Select from the records below every line that has the word "value" in it.

Records from a dataset
□ □ □ □ □
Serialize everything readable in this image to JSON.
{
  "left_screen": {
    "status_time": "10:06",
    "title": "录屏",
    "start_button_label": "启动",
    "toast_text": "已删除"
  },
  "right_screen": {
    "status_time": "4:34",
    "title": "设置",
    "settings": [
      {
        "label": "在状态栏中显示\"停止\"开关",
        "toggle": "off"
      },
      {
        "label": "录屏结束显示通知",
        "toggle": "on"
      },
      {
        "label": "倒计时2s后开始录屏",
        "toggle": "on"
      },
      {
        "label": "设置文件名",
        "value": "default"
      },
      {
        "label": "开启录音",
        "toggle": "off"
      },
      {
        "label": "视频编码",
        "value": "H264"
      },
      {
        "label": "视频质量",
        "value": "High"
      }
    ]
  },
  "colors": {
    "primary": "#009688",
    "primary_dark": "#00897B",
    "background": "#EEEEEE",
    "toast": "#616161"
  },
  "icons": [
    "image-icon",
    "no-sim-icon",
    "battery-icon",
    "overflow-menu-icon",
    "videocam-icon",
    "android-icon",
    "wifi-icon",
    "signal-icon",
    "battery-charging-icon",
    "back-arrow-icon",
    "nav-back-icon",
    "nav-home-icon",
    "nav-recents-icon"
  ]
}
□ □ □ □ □
**SOLUTION BELOW**:
        "value": "default"
        "value": "H264"
        "value": "High"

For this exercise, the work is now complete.